The government has asked these firms to make their plans public as early as next week, Tanzania’s energy minister said.
An announcement of a site could be a major milestone for the project, even though a final investment decision is not due for years. Only a few LNG export projects have won a final investment decision over the past two years.
“The location of the plant will be left to the companies – BG, Statoil and their partners Exxon Mobil and Ophir,” Minister Sospeter Muhongo told Reuters on Friday on the sidelines of a conference in Oslo.
“They have now selected one site and we’ve told them to make an announcement, and I’m hoping they’ll do it next week,” Muhongo said.
Tanzania and neighbouring Mozambique are in a race with Russia, Australia and Canada to build LNG export plants, aiming to exploit a gap in global supply that is expected to open up by 2020.
Tanzania estimates it has 42.7 trillion cubic feet of gas following big finds off its southern coast.
Tanzania’s deputy minister for energy and minerals said in November the southern region of Lindi was being considered for the location of the LNG liquefaction plant.
Such a decision could cause controversy in nearby Mtwara, which has been the supply base for offshore exploration and where residents have protested that they have not received a big enough share of the benefits.
Muhongo said the government supported the firms’ choice of location, considering it a professional decision, and that he planned to meet with the oil firms in April to draw up a timeline for development.
“I’m meeting with them in April, including Statoil and BG, and I want them to submit an implementation plan,” he said. “The time frame will be like for other similar facilities.”
Muhongo said the oil industry’s reduction in capital spending plans would not affect the plant, given the booming demand for LNG.
“The demand for gas, LNG is increasing.

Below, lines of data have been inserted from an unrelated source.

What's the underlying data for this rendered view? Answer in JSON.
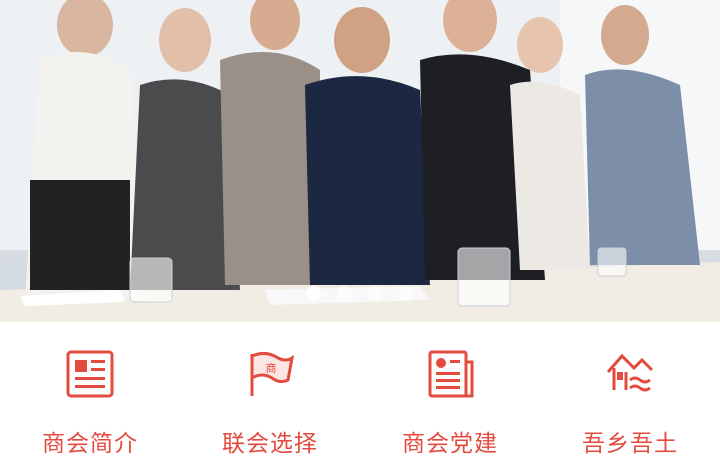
{
  "banner": {
    "image": "group-of-business-people-photo",
    "slide_count": 4,
    "active_slide": 1
  },
  "nav": {
    "accent_color": "#e34b3f",
    "items": [
      {
        "label": "商会简介",
        "icon": "news-document-icon"
      },
      {
        "label": "联会选择",
        "icon": "chamber-flag-icon"
      },
      {
        "label": "商会党建",
        "icon": "party-document-icon"
      },
      {
        "label": "吾乡吾土",
        "icon": "hometown-house-icon"
      }
    ]
  }
}
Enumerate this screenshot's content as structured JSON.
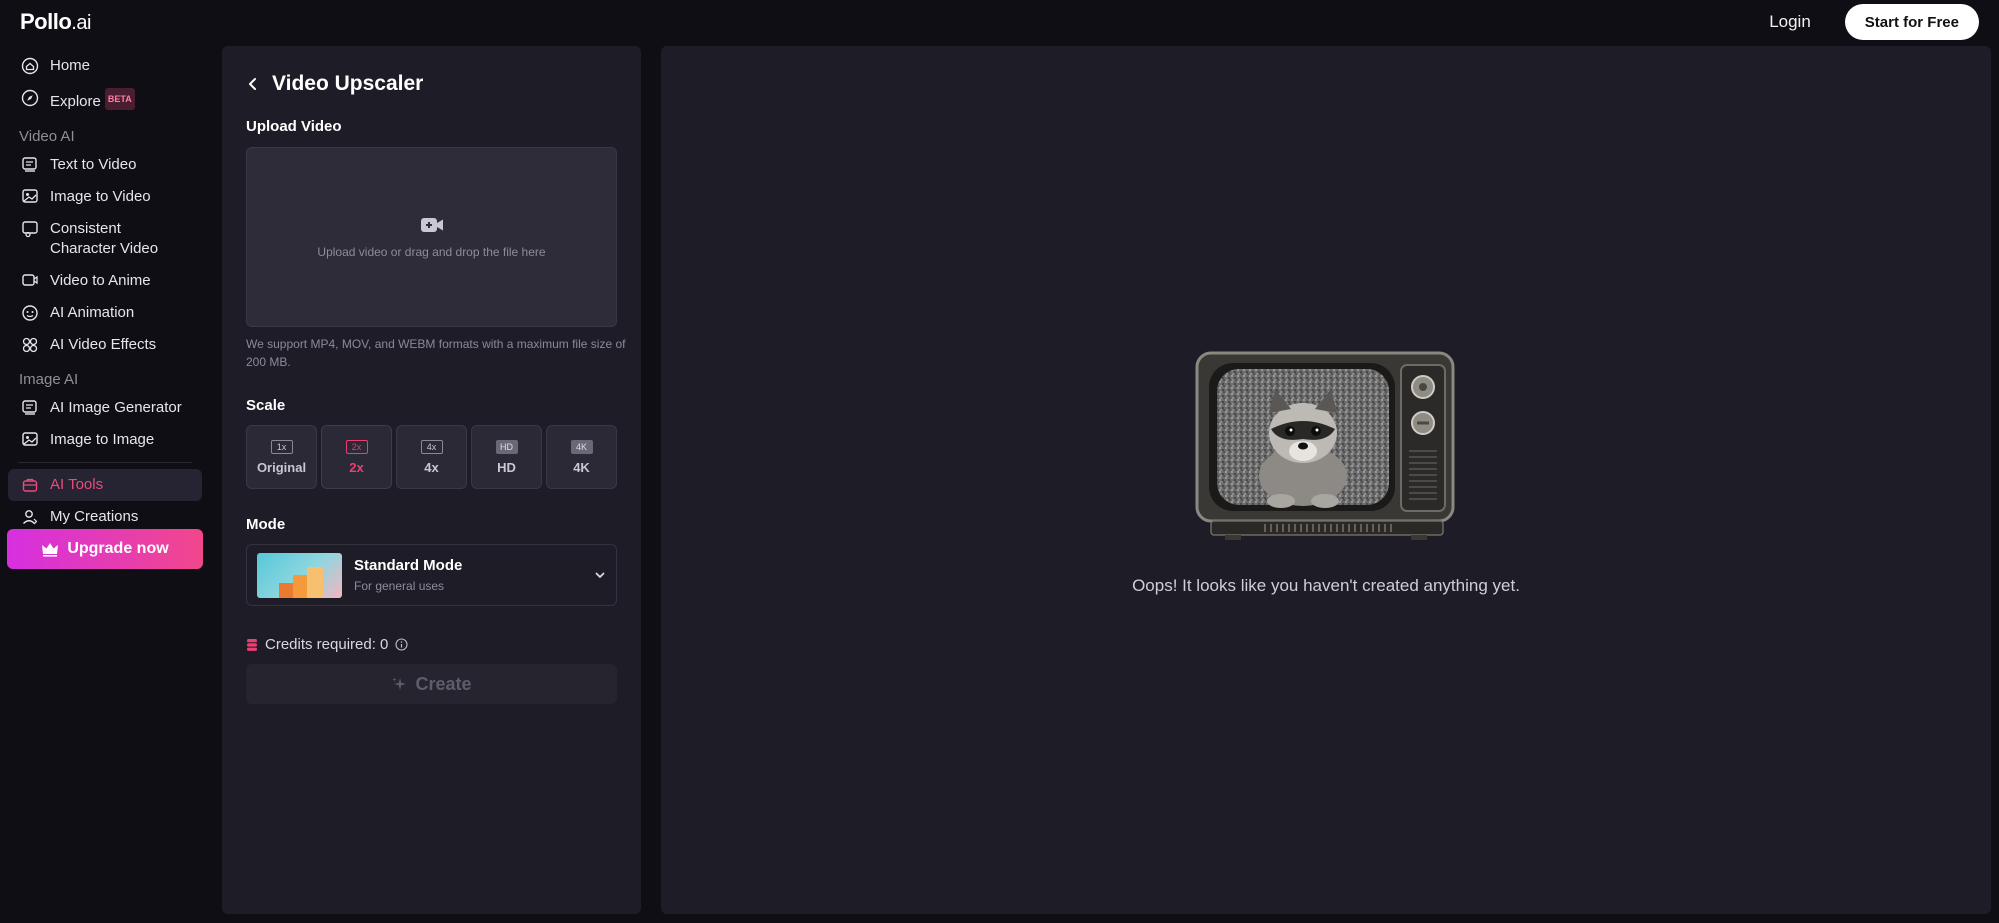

There are new players coming from Asia and Europe, so there is no risk of a delay,” he said.